◆ **Work to be completed**: Take the lines from the one containing "Give me the" through the final line below and restate them exactly. Omit the pictures.

----

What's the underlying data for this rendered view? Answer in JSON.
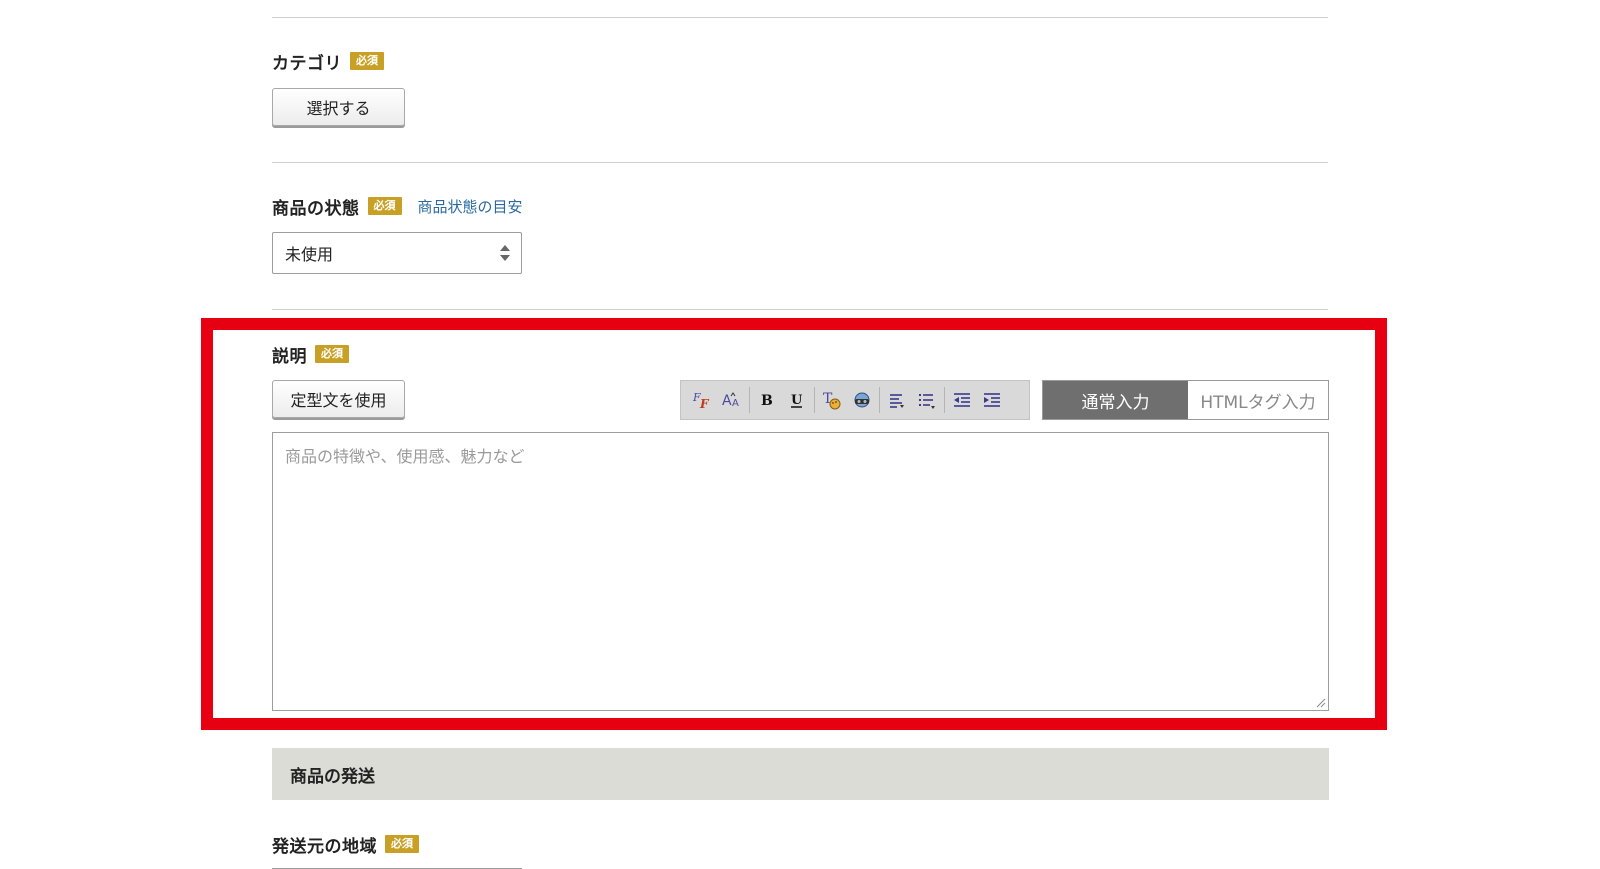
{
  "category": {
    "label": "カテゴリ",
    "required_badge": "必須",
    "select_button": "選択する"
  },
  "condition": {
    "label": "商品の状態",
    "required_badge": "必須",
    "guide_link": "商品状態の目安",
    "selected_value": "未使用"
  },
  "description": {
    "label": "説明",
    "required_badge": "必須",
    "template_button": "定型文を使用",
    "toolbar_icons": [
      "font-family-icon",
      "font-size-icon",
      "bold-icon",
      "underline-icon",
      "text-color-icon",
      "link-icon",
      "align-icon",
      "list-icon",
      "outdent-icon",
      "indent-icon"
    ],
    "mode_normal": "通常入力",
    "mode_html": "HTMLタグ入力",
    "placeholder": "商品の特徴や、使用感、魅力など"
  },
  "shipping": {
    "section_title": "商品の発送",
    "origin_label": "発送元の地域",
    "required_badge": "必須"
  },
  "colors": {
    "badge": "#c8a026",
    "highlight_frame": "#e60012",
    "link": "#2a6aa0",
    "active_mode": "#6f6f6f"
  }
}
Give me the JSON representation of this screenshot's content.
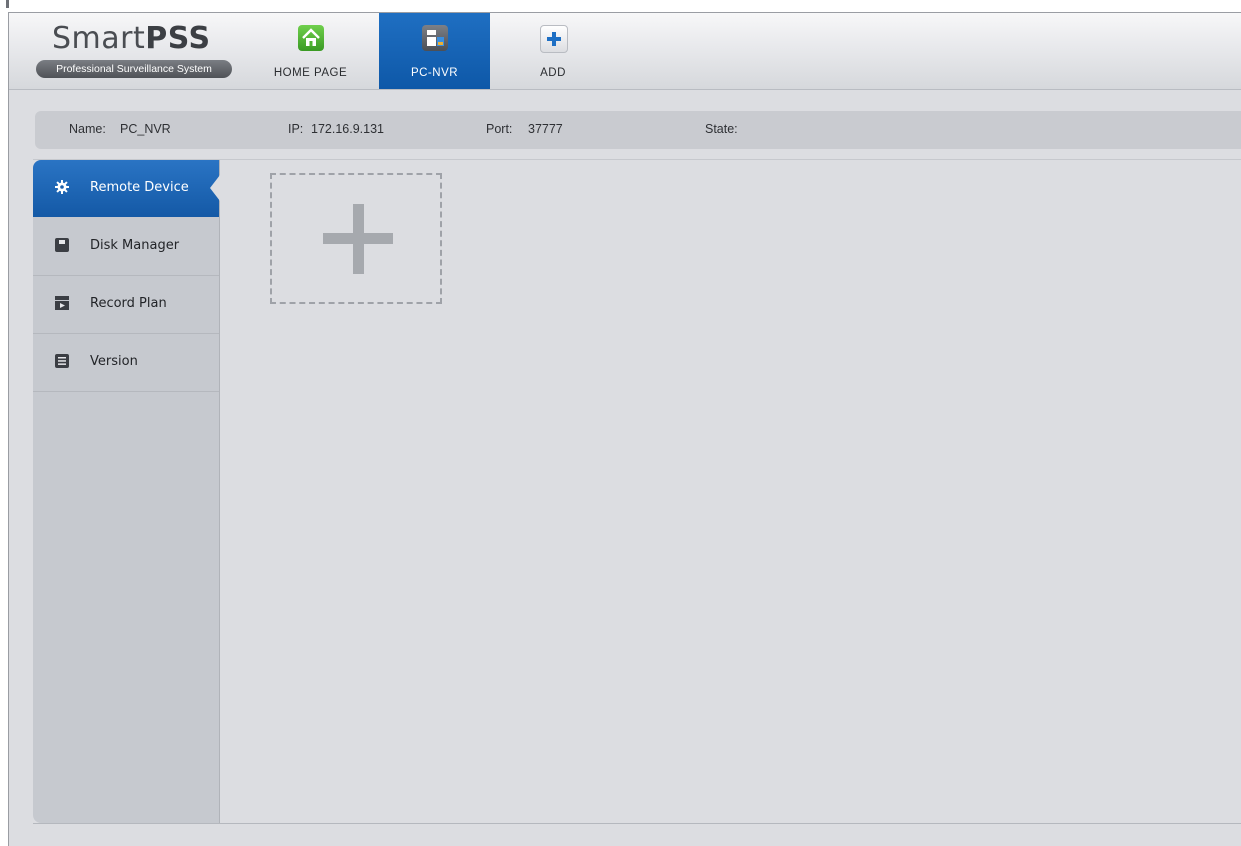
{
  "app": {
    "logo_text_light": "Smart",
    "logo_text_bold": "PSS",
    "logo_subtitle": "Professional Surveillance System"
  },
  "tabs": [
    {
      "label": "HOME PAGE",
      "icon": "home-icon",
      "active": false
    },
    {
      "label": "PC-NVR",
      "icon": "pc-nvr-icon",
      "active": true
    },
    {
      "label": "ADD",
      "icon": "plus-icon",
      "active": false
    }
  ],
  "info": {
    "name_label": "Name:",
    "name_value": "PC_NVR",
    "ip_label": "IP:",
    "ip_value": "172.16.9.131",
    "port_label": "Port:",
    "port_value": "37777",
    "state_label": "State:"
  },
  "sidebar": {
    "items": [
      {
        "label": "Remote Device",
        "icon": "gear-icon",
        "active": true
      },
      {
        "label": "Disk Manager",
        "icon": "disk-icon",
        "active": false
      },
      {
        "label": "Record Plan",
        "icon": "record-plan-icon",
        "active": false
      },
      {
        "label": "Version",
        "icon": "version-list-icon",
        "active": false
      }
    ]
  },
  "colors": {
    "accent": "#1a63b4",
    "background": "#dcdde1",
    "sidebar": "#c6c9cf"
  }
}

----

◆ **Worked solution**:
Give me the JSON representation of this screenshot's content.
{
  "app": {
    "logo_text_light": "Smart",
    "logo_text_bold": "PSS",
    "logo_subtitle": "Professional Surveillance System"
  },
  "tabs": [
    {
      "label": "HOME PAGE",
      "icon": "home-icon",
      "active": false
    },
    {
      "label": "PC-NVR",
      "icon": "pc-nvr-icon",
      "active": true
    },
    {
      "label": "ADD",
      "icon": "plus-icon",
      "active": false
    }
  ],
  "info": {
    "name_label": "Name:",
    "name_value": "PC_NVR",
    "ip_label": "IP:",
    "ip_value": "172.16.9.131",
    "port_label": "Port:",
    "port_value": "37777",
    "state_label": "State:"
  },
  "sidebar": {
    "items": [
      {
        "label": "Remote Device",
        "icon": "gear-icon",
        "active": true
      },
      {
        "label": "Disk Manager",
        "icon": "disk-icon",
        "active": false
      },
      {
        "label": "Record Plan",
        "icon": "record-plan-icon",
        "active": false
      },
      {
        "label": "Version",
        "icon": "version-list-icon",
        "active": false
      }
    ]
  },
  "colors": {
    "accent": "#1a63b4",
    "background": "#dcdde1",
    "sidebar": "#c6c9cf"
  }
}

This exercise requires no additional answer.